Think twice before cutting back on fertilizer rates this spring.
“With canola prices having backed off of last spring’s highs and fertilizer prices remaining relatively high, growers might be tempted to shave fertilizer rates in order to reduce costs,” says Canola Council of Canada senior agronomy specialist John Mayko. “But canola growers who cut fertilizer rates may end up cutting their profits.”
With higher-than-average canola prices, the opportunity for good returns is solid; however, growers will need to use generous rates of nitrogen to achieve optimum net returns. Nutrients such as phosphorus and sulphur will also need to be at adequate levels to optimize yields.
“Today’s hybrids need adequate nitrogen to optimize the yield potential of the hybrid genetics,” says Mayko. “Although it is important to pencil out the potential profit situation for each farm, consider this: With canola at $9/bu. and nitrogen costing approximately 60 cents per pound, for every 10 lbs. of nitrogen applied, it will only take a three-quarter-bushel gain per acre to recover that
cost. Any yield above this gain is profit.”
Research conducted by Agriculture and Agri-Food Canada and Westco Fertilizer indicates improved nitrogen response curves for hybrid varieties compared to open-pollinated varieties. That means for
a given rate of nitrogen, hybrids typically yield better than open-pollinated varieties. However, to achieve the full genetic potential of current hybrid varieties, greater amounts of nitrogen fertilizer are required.
With phosphorus (P) fertilizer prices remaining high, growers
might be considering cutting back. However, P rates must be adequate to ensure proper early-season plant development in canola. If growers have been applying moderate to high rates of P in recent years, an option to consider is replacing some of this year’s P fertilizer with JumpStart seed inoculant.
Growers with low-to medium-P levels in their soil should apply at least 15 to 20 lbs./ac. of seed-placed or side-banded phosphate. This is important, especially in early-seeding situations, when soils are often cool.
Sulphur (S) rates also need to be adequate across all areas of the field. Because of the inherent variability of S in many fields, an application of 15 to 20 lbs./ac. of S as ammonium sulphate is recommended, especially if S is only applied to a rotation in the canola year.

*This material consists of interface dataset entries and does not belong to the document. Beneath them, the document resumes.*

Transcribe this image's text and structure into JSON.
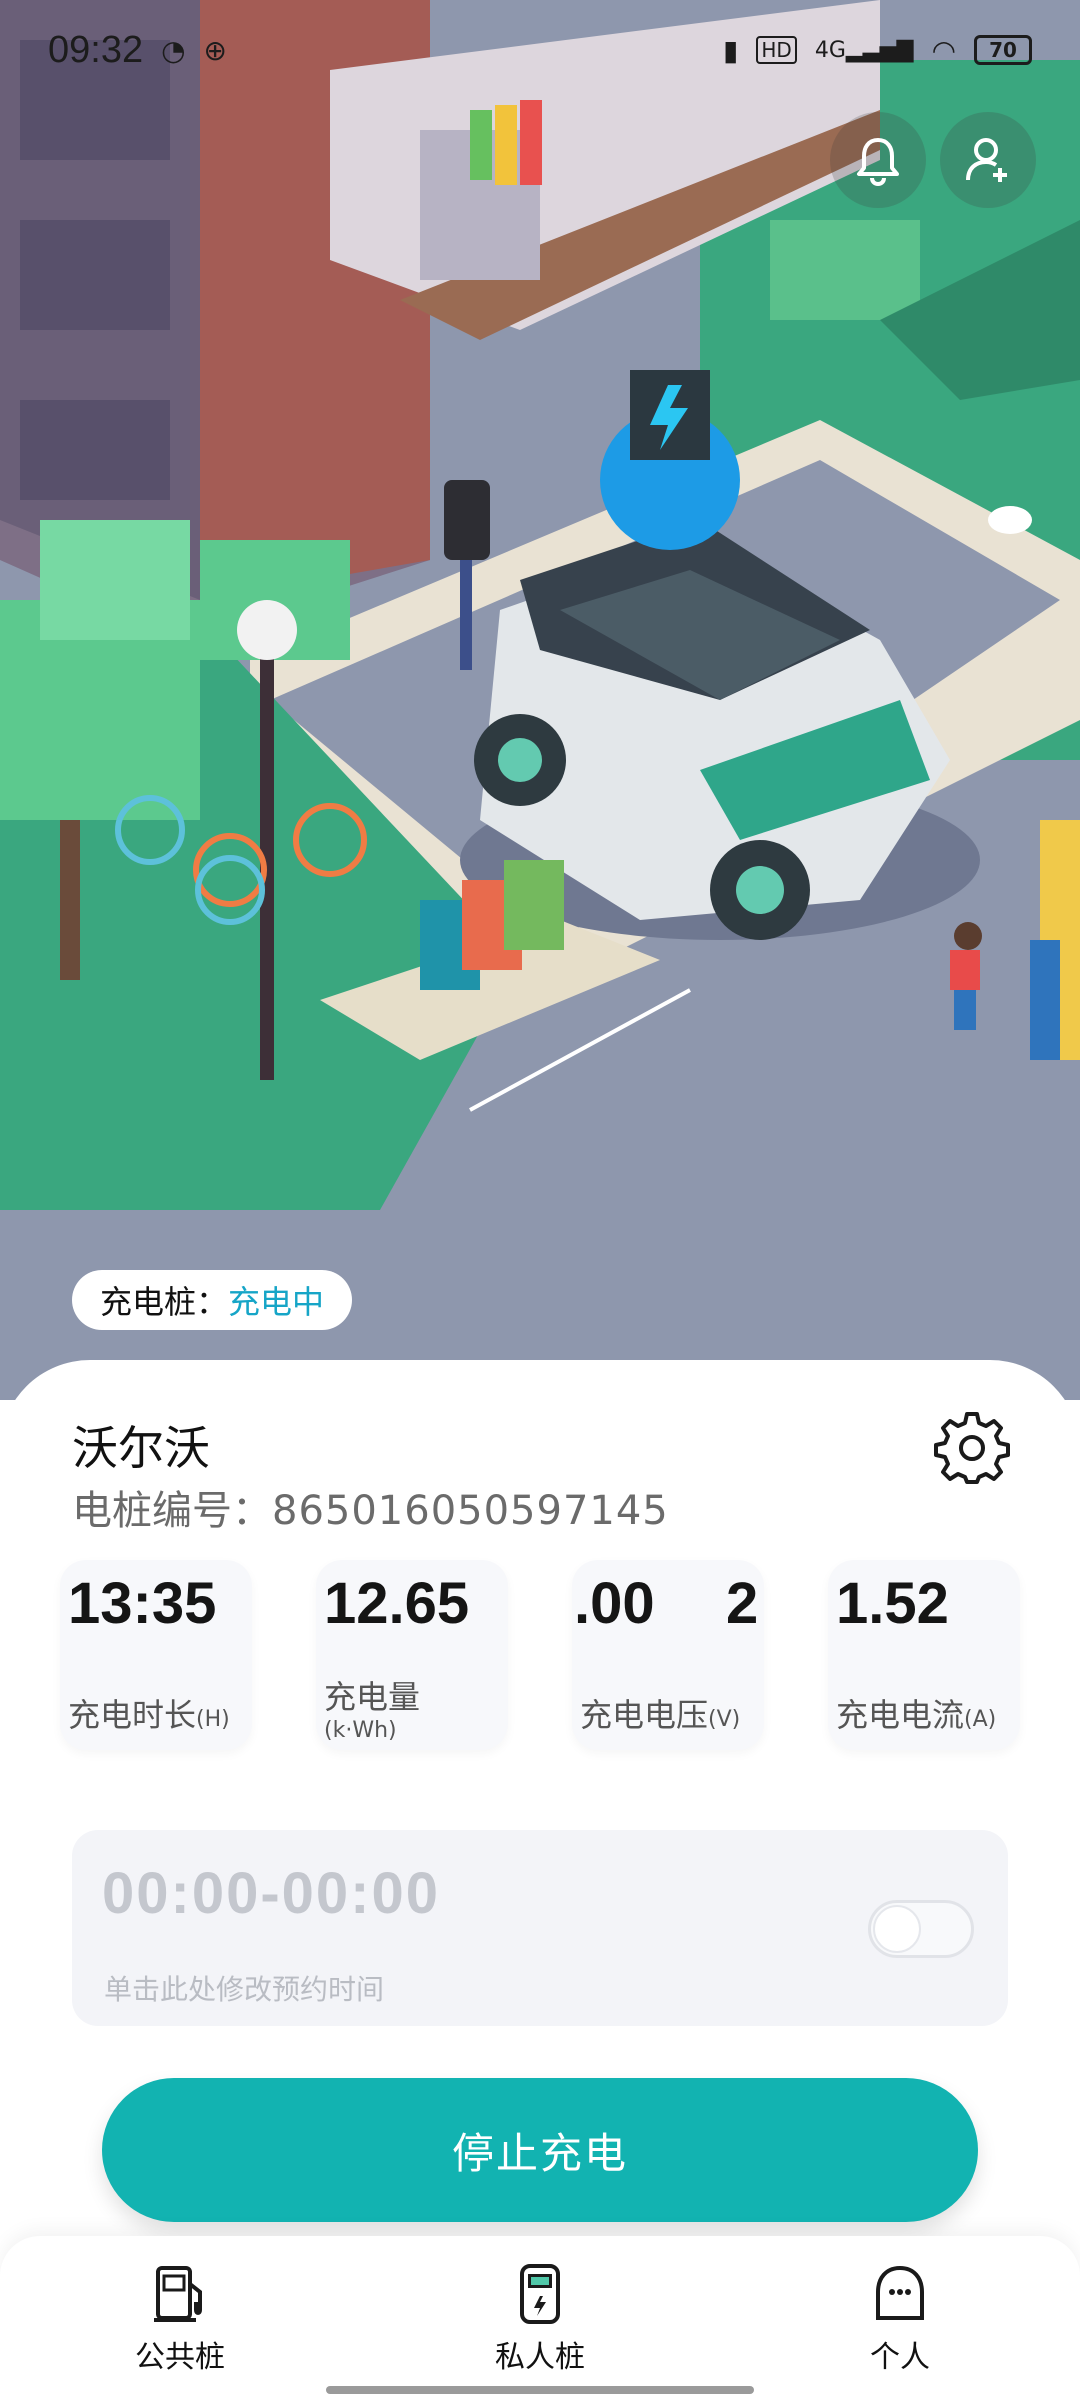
{
  "status_bar": {
    "time": "09:32",
    "battery": "70",
    "network": "4G",
    "hd": "HD"
  },
  "header": {
    "status_prefix": "充电桩：",
    "status_value": "充电中"
  },
  "device": {
    "name": "沃尔沃",
    "code_label": "电桩编号：",
    "code": "865016050597145"
  },
  "stats": [
    {
      "value": "13:35",
      "label": "充电时长",
      "unit": "(H)"
    },
    {
      "value": "12.65",
      "label": "充电量",
      "unit": "(k·Wh)"
    },
    {
      "value": ".00",
      "value_extra": "2",
      "label": "充电电压",
      "unit": "(V)"
    },
    {
      "value": "1.52",
      "label": "充电电流",
      "unit": "(A)"
    }
  ],
  "schedule": {
    "time": "00:00-00:00",
    "hint": "单击此处修改预约时间",
    "enabled": false
  },
  "actions": {
    "stop_label": "停止充电"
  },
  "nav": [
    {
      "label": "公共桩",
      "icon": "public-charger-icon"
    },
    {
      "label": "私人桩",
      "icon": "private-charger-icon"
    },
    {
      "label": "个人",
      "icon": "profile-icon"
    }
  ],
  "colors": {
    "accent": "#12b3b1",
    "status_text": "#16a5c7",
    "grass": "#3aa77f",
    "road": "#8e97ad"
  }
}
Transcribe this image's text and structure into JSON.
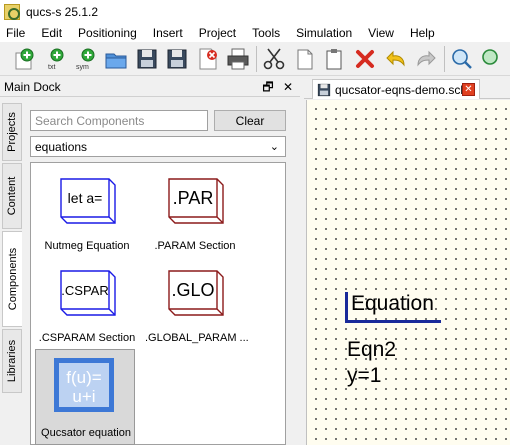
{
  "window": {
    "title": "qucs-s 25.1.2"
  },
  "menu": [
    "File",
    "Edit",
    "Positioning",
    "Insert",
    "Project",
    "Tools",
    "Simulation",
    "View",
    "Help"
  ],
  "toolbar": {
    "new_txt_label": "txt",
    "new_sym_label": "sym"
  },
  "dock": {
    "title": "Main Dock",
    "float_glyph": "🗗",
    "close_glyph": "✕",
    "tabs": [
      "Projects",
      "Content",
      "Components",
      "Libraries"
    ],
    "active_tab": "Components"
  },
  "components_panel": {
    "search_placeholder": "Search Components",
    "clear_label": "Clear",
    "category": "equations",
    "items": [
      {
        "icon_text": "let a=",
        "label": "Nutmeg Equation",
        "color": "#1a1ae6"
      },
      {
        "icon_text": ".PAR",
        "label": ".PARAM Section",
        "color": "#8b1a1a"
      },
      {
        "icon_text": ".CSPAR",
        "label": ".CSPARAM Section",
        "color": "#1a1ae6"
      },
      {
        "icon_text": ".GLO",
        "label": ".GLOBAL_PARAM ...",
        "color": "#8b1a1a"
      },
      {
        "icon_text_1": "f(u)=",
        "icon_text_2": "u+i",
        "label": "Qucsator equation",
        "color": "#3d78d6",
        "selected": true
      }
    ]
  },
  "document": {
    "tab_label": "qucsator-eqns-demo.sch",
    "close_glyph": "✕"
  },
  "schematic": {
    "heading": "Equation",
    "name": "Eqn2",
    "value": "y=1"
  },
  "colors": {
    "accent_blue": "#1a2a9a",
    "canvas_bg": "#fffdf0",
    "close_red": "#e04020"
  }
}
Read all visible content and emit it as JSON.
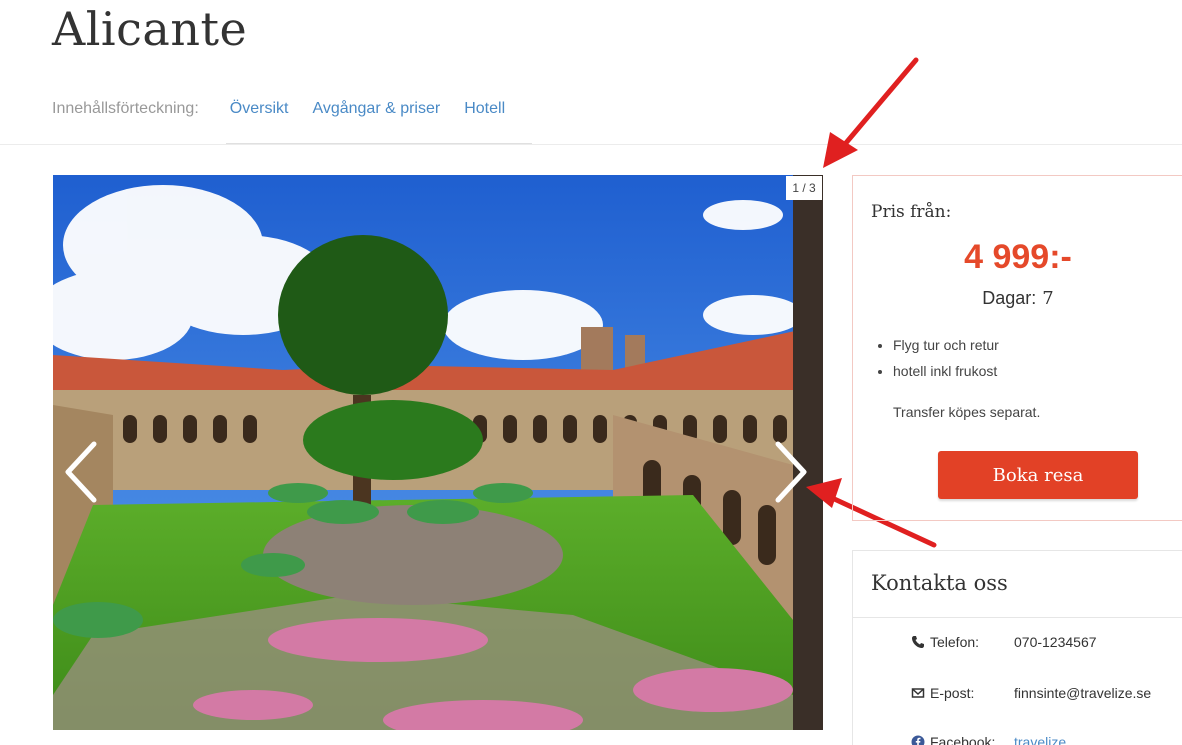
{
  "page": {
    "title": "Alicante"
  },
  "toc": {
    "label": "Innehållsförteckning:",
    "links": [
      "Översikt",
      "Avgångar & priser",
      "Hotell"
    ]
  },
  "gallery": {
    "counter": "1 / 3",
    "prev_icon": "chevron-left-icon",
    "next_icon": "chevron-right-icon"
  },
  "price": {
    "label": "Pris från:",
    "value": "4 999:-",
    "days_label": "Dagar:",
    "days_value": "7",
    "features": [
      "Flyg tur och retur",
      "hotell inkl frukost"
    ],
    "transfer_note": "Transfer köpes separat.",
    "book_label": "Boka resa"
  },
  "contact": {
    "title": "Kontakta oss",
    "phone_label": "Telefon:",
    "phone_value": "070-1234567",
    "email_label": "E-post:",
    "email_value": "finnsinte@travelize.se",
    "facebook_label": "Facebook:",
    "facebook_value": "travelize"
  },
  "colors": {
    "accent": "#e5492a",
    "button": "#e24126",
    "link": "#4a8ac6",
    "annotation": "#e02020"
  }
}
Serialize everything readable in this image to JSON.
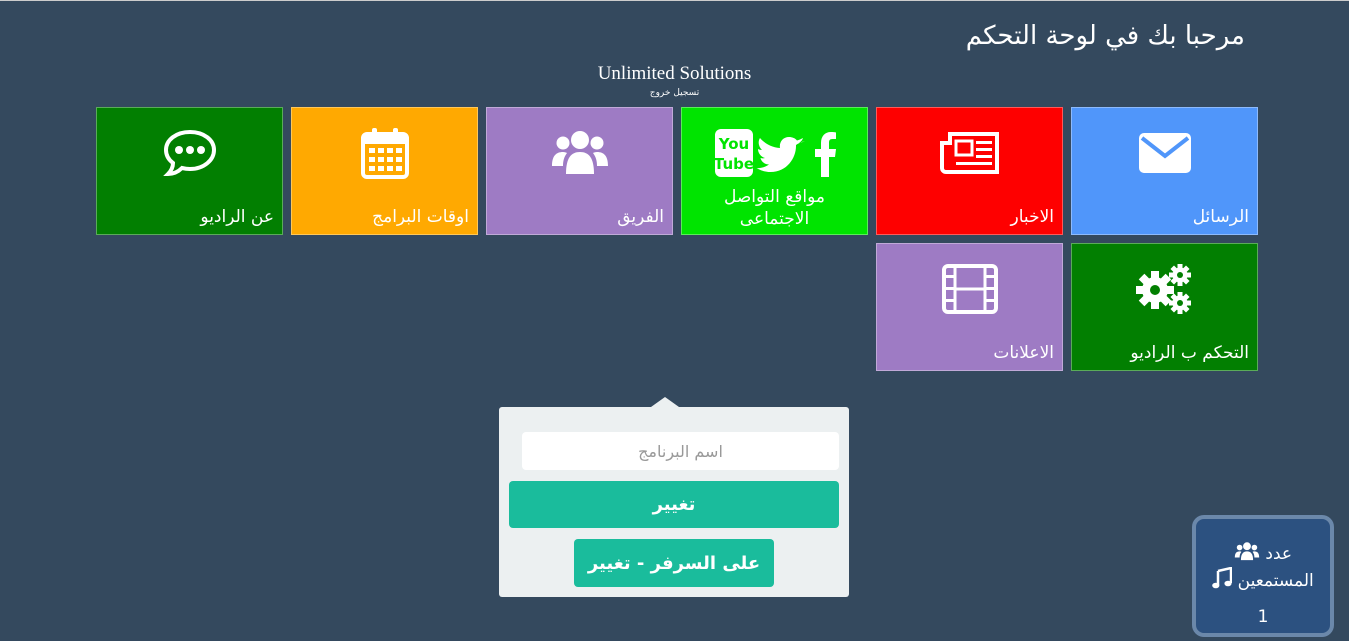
{
  "header": {
    "welcome": "مرحبا بك في لوحة التحكم",
    "brand": "Unlimited Solutions",
    "logout": "تسجيل خروج"
  },
  "tiles": [
    {
      "label": "الرسائل",
      "color": "#5096fa",
      "icon": "envelope-icon"
    },
    {
      "label": "الاخبار",
      "color": "#fe0000",
      "icon": "newspaper-icon"
    },
    {
      "label": "مواقع التواصل الاجتماعى",
      "color": "#00e400",
      "icon": "social-media-icon"
    },
    {
      "label": "الفريق",
      "color": "#9e7bc4",
      "icon": "users-icon"
    },
    {
      "label": "اوقات البرامج",
      "color": "#ffa901",
      "icon": "calendar-icon"
    },
    {
      "label": "عن الراديو",
      "color": "#027f01",
      "icon": "comment-dots-icon"
    },
    {
      "label": "التحكم ب الراديو",
      "color": "#027f01",
      "icon": "gears-icon"
    },
    {
      "label": "الاعلانات",
      "color": "#9e7bc4",
      "icon": "film-icon"
    }
  ],
  "popover": {
    "placeholder": "اسم البرنامج",
    "change_label": "تغيير",
    "server_change_label": "على السرفر - تغيير"
  },
  "listeners": {
    "line1": "عدد",
    "line2": "المستمعين",
    "count": "1"
  },
  "colors": {
    "background": "#34495e",
    "accent": "#1abc9c",
    "popover_bg": "#ecf0f1",
    "listeners_bg": "#2c5180"
  }
}
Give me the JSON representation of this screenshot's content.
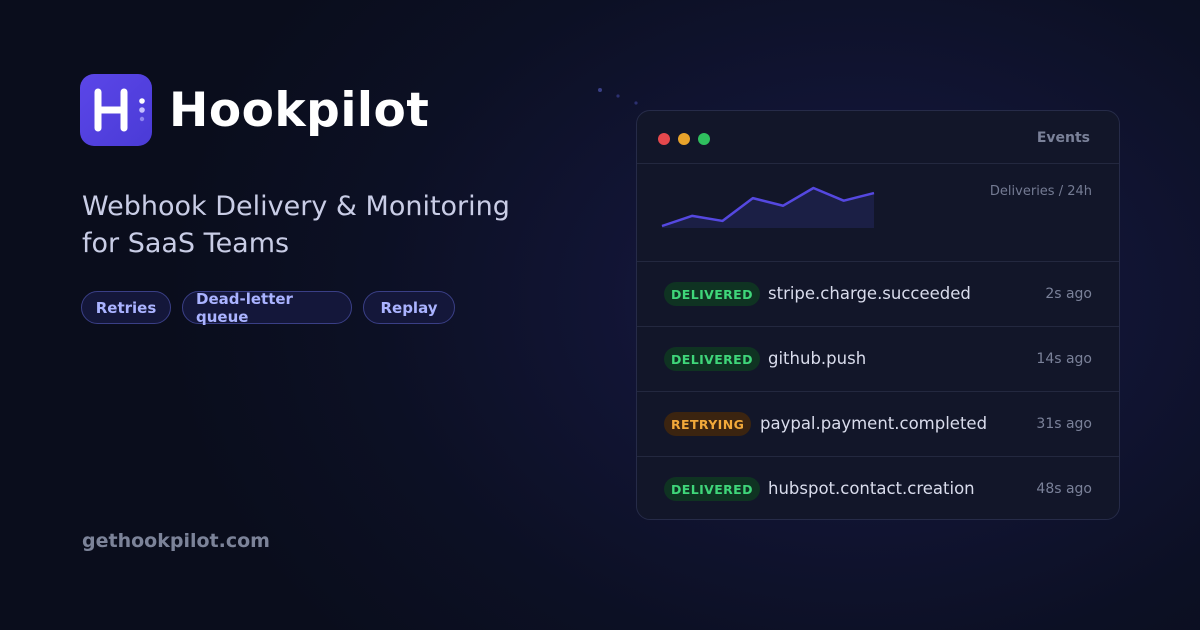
{
  "brand": {
    "name": "Hookpilot",
    "logo_icon": "h-hook-logo-icon",
    "accent": "#5b46e8"
  },
  "tagline": {
    "line1": "Webhook Delivery & Monitoring",
    "line2": "for SaaS Teams"
  },
  "features": [
    "Retries",
    "Dead-letter queue",
    "Replay"
  ],
  "website": "gethookpilot.com",
  "panel": {
    "title": "Events",
    "window_dots": [
      "#e5484d",
      "#e8a32b",
      "#2fbf5e"
    ],
    "chart_label": "Deliveries / 24h",
    "sparkline": {
      "type": "line",
      "values": [
        1,
        5,
        3,
        12,
        9,
        16,
        11,
        14
      ],
      "color": "#5548e0"
    },
    "events": [
      {
        "status": "DELIVERED",
        "status_color": "#3fd67a",
        "name": "stripe.charge.succeeded",
        "ago": "2s ago"
      },
      {
        "status": "DELIVERED",
        "status_color": "#3fd67a",
        "name": "github.push",
        "ago": "14s ago"
      },
      {
        "status": "RETRYING",
        "status_color": "#f2a93a",
        "name": "paypal.payment.completed",
        "ago": "31s ago"
      },
      {
        "status": "DELIVERED",
        "status_color": "#3fd67a",
        "name": "hubspot.contact.creation",
        "ago": "48s ago"
      }
    ]
  }
}
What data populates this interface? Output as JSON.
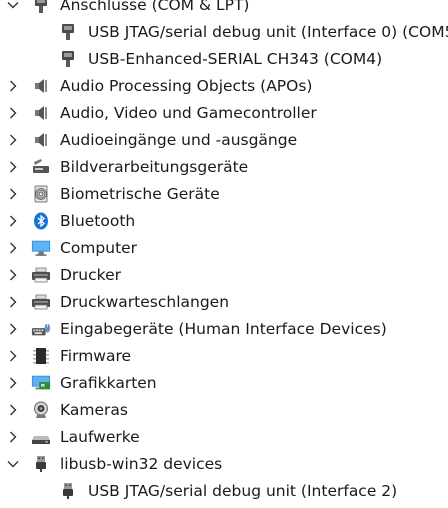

Soil testing is the only way to truly evaluate the nutrient status of a field and should be considered as a tool for making the right decision on applying fertilizer this spring.